“Joan Jonas: Ice Drawing” at the Museum of Fine Arts, Boston
September 24, 2017 – September 3, 2018
By: Léa MIRANDA, Intern, National Academy of Design, New York
"I have always thought of myself as an electronic sorceress" Joan Jonas said once. After 50 years of career, the artist has bewitched both museums and mainstream audiences, by mastering the fusion and the blend of different mediums and techniques. She just received the 2018 Kyoto Prize in the fields of Art and Psychology, Advanced Technology and Basic Sciences, for her “immeasurable impact” in pioneering the integration of Performance Art and New Media.
Joan Jonas is a native of New York City, born in 1936. She holds a bachelor degree in Art History from Mount Holyoke College and a M.F.A. in Sculpture from Columbia University. Between 1958 and 1961, she joined the School of the Museum of Fine Arts in Boston. There, she immersed herself in drawing, both as a method of observation and investigation of the different subjects.
Back in New York's downtown art scene of the mid-1960s, Jonas began her career as a sculptor, but soon decided to expand her area of work. Mixing live performance, drawing, installation, video, and music, she often created a dialogue between rhythms of rituals, myths, objects, gestures, and texts from all around the world.

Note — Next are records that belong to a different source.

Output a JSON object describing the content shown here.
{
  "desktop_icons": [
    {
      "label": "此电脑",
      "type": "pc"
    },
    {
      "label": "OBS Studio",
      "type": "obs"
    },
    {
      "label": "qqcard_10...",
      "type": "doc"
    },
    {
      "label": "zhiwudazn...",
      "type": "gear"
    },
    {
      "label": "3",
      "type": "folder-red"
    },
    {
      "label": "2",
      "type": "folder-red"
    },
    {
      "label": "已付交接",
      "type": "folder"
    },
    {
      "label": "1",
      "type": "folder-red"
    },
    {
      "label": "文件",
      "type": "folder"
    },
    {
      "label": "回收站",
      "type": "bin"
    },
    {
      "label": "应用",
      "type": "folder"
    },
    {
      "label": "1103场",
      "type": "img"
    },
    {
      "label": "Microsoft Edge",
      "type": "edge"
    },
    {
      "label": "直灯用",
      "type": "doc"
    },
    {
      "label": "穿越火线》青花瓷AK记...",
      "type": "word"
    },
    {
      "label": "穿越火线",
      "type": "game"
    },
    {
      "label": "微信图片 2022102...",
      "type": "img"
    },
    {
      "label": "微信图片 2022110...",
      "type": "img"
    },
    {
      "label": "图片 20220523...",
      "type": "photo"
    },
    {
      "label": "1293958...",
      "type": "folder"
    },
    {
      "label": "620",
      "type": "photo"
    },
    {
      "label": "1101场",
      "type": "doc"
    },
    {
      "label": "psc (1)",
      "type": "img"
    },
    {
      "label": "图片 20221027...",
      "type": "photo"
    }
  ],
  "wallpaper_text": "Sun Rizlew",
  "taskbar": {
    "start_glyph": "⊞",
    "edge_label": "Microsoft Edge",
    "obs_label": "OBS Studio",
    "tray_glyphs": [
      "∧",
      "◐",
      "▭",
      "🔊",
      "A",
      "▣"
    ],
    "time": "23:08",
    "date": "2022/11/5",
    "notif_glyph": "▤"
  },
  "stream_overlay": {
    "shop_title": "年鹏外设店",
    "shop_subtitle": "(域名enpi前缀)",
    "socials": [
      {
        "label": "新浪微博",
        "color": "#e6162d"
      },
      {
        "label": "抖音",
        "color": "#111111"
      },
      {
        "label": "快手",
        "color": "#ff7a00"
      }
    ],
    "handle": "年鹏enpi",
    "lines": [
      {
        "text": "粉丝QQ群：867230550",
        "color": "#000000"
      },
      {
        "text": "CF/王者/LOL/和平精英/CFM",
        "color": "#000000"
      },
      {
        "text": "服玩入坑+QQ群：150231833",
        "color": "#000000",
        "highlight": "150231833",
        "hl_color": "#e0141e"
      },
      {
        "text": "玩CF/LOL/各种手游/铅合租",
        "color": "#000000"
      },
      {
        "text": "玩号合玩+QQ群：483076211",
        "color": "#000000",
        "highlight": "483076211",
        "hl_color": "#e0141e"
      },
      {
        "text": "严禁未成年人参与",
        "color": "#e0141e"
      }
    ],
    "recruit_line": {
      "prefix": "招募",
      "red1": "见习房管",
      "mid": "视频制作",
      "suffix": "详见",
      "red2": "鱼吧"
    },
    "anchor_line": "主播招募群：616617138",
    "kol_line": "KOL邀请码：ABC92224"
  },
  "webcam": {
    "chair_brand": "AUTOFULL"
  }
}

In 2015, she represented the United States of America in the Venice Biennale with an installation entitled “They Come to Us Without a Word” -a video installation involving drawings and sculptural elements- which was praised as “a triumph” by Roberta Smith, art critic and writer for The New York Times. Her recent works shift to focus on our complex relationship with the earth and the natural world.
In this perspective, Jonas gave her interpretation of the novel “Under the Glacier” (1968) by Icelandic author Halldór Laxness by creating a multi-channel installation “Reanimation” (2013). Accompanied by her musical collaborator, the pianist Jason Moran, this installation, originally performed in Boston at the MFA in 2014, traveled to various locations: Kassel, New York, Milan, and Paris. “One of the first thoughts that comes to mind is that glaciers are melting… ‘Reanimation’ involves the fragility of life in a rapidly changing situation,” says Jonas.
The mixed-media installation “Ice Drawing” (2012) is one of the artworks which compose this narrative masterpiece. A beamer projects a video against a wall of the darkened Krupp Gallery of the Museum of Fine Arts, Boston. Between the projector and the image, a crystal sculpture has been mounted to refract the light and create an icy atmosphere. In a close-up video, the artist’s hands pour a glass of black ink on a light surface, before adding ice cubes. She mixes one with the other and quickly, the entire work plan is covered by a shiny and gooey ink stain. Finally, textures and elements coalesce into a fragile and ephemeral abstract drawing.
“Once a performance has taken place, video images, drawings, props, costumes and sets from it are transformed into an installation. The reverse can also happen: An installation can become a performance” said Farah Nayeri in The New York Times. As a poetic response to climate change, the artist uses ancient and contemporary technologies to show our tangibility and our ineptitude in the natural world.
Her ambiguous and mesmerizing works are on view this summer at the MFA Boston and in a retrospective at the Tate in London.